Goal of the exercise: Copy the lines below that contain "opportunities".

-- Source records follows --

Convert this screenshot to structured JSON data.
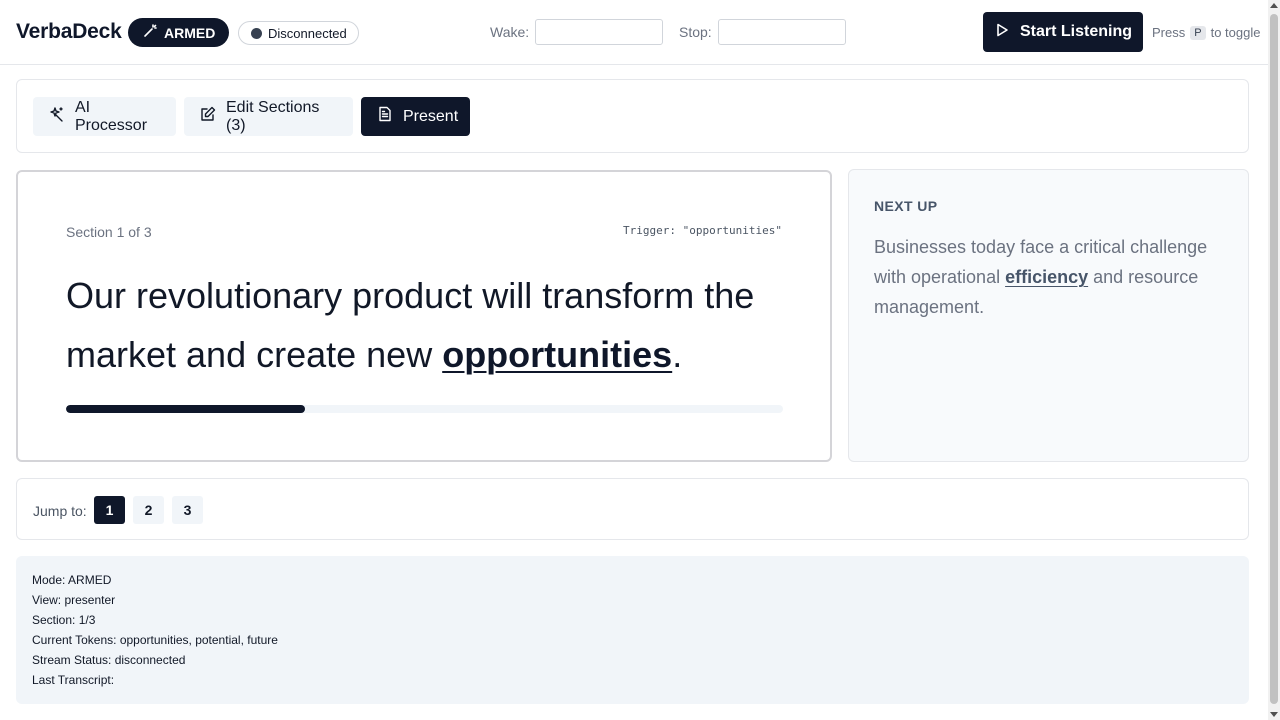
{
  "header": {
    "brand": "VerbaDeck",
    "armed_label": "ARMED",
    "connection_label": "Disconnected",
    "wake_label": "Wake:",
    "wake_value": "",
    "stop_label": "Stop:",
    "stop_value": "",
    "start_label": "Start Listening",
    "hint_prefix": "Press",
    "hint_key": "P",
    "hint_suffix": "to toggle"
  },
  "tabs": [
    {
      "label": "AI Processor",
      "icon": "sparkles-icon",
      "active": false
    },
    {
      "label": "Edit Sections (3)",
      "icon": "edit-icon",
      "active": false
    },
    {
      "label": "Present",
      "icon": "document-icon",
      "active": true
    }
  ],
  "presenter": {
    "section_label": "Section 1 of 3",
    "trigger_label": "Trigger: \"opportunities\"",
    "text_before": "Our revolutionary product will transform the market and create new ",
    "keyword": "opportunities",
    "text_after": ".",
    "progress_fraction": 0.333
  },
  "next_up": {
    "title": "NEXT UP",
    "text_before": "Businesses today face a critical challenge with operational ",
    "keyword": "efficiency",
    "text_after": " and resource management."
  },
  "jump": {
    "label": "Jump to:",
    "pages": [
      "1",
      "2",
      "3"
    ],
    "active_page": "1"
  },
  "debug": {
    "lines": [
      "Mode: ARMED",
      "View: presenter",
      "Section: 1/3",
      "Current Tokens: opportunities, potential, future",
      "Stream Status: disconnected",
      "Last Transcript:"
    ]
  },
  "colors": {
    "primary": "#0f172a",
    "muted_bg": "#f1f5f9",
    "border": "#e5e7eb"
  }
}
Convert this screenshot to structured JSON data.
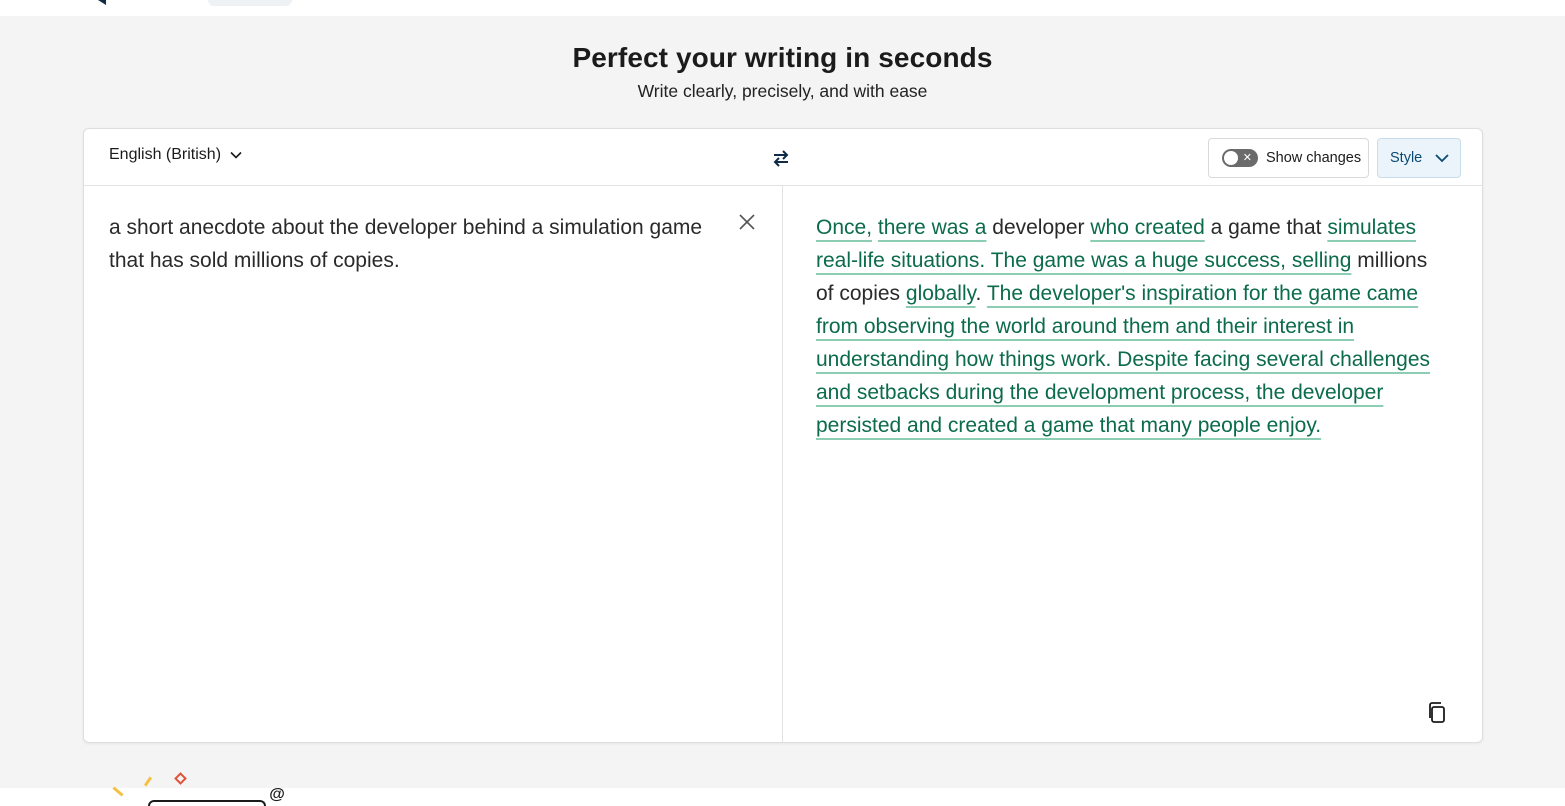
{
  "hero": {
    "title": "Perfect your writing in seconds",
    "subtitle": "Write clearly, precisely, and with ease"
  },
  "toolbar": {
    "language": "English (British)",
    "show_changes_label": "Show changes",
    "show_changes_enabled": false,
    "style_label": "Style"
  },
  "input": {
    "text": "a short anecdote about the developer behind a simulation game that has sold millions of copies."
  },
  "output": {
    "segments": [
      {
        "text": "Once,",
        "changed": true
      },
      {
        "text": " ",
        "changed": false
      },
      {
        "text": "there was a",
        "changed": true
      },
      {
        "text": " developer ",
        "changed": false
      },
      {
        "text": "who created",
        "changed": true
      },
      {
        "text": " a game that ",
        "changed": false
      },
      {
        "text": "simulates real-life situations. The game was a huge success, selling",
        "changed": true
      },
      {
        "text": " millions of copies ",
        "changed": false
      },
      {
        "text": "globally",
        "changed": true
      },
      {
        "text": ". ",
        "changed": false
      },
      {
        "text": "The developer's inspiration for the game came from observing the world around them and their interest in understanding how things work. Despite facing several challenges and setbacks during the development process, the developer persisted and created a game that many people enjoy.",
        "changed": true
      }
    ]
  },
  "icons": {
    "language_chevron": "chevron-down-icon",
    "swap": "swap-icon",
    "clear": "close-icon",
    "copy": "copy-icon",
    "style_chevron": "chevron-down-icon"
  },
  "colors": {
    "changed_text": "#0b6b4a",
    "changed_underline": "#8ccdb4",
    "style_button_bg": "#eaf4fa",
    "background": "#f4f4f4"
  }
}
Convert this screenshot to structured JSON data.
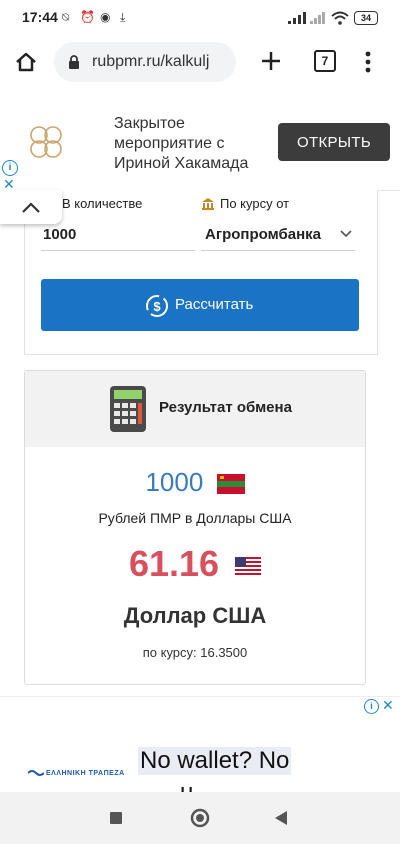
{
  "status_bar": {
    "time": "17:44",
    "battery": "34"
  },
  "browser": {
    "url": "rubpmr.ru/kalkulj",
    "tab_count": "7"
  },
  "top_ad": {
    "text": "Закрытое мероприятие с Ириной Хакамада",
    "button_label": "ОТКРЫТЬ"
  },
  "calculator": {
    "amount_label": "В количестве",
    "amount_value": "1000",
    "bank_label": "По курсу от",
    "bank_value": "Агропромбанка",
    "calculate_label": "Рассчитать"
  },
  "result": {
    "title": "Результат обмена",
    "amount": "1000",
    "conversion_label": "Рублей ПМР в Доллары США",
    "value": "61.16",
    "currency_name": "Доллар США",
    "rate": "по курсу: 16.3500"
  },
  "bottom_ad": {
    "text_line1": "No wallet? No",
    "text_line2_partial": "u",
    "bank_name": "ΕΛΛΗΝΙΚΗ ΤΡΑΠΕΖΑ"
  },
  "colors": {
    "accent": "#1a73c4",
    "result_value": "#d8505c",
    "amount": "#3a7bbf"
  }
}
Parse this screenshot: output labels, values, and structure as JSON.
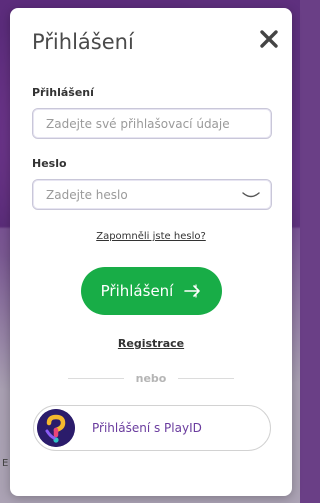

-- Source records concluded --

Your solution:
    "trigger_label": "Trigger: \"opportunities\"",
    "keyword": "opportunities",
      "Current Tokens: opportunities, potential, future",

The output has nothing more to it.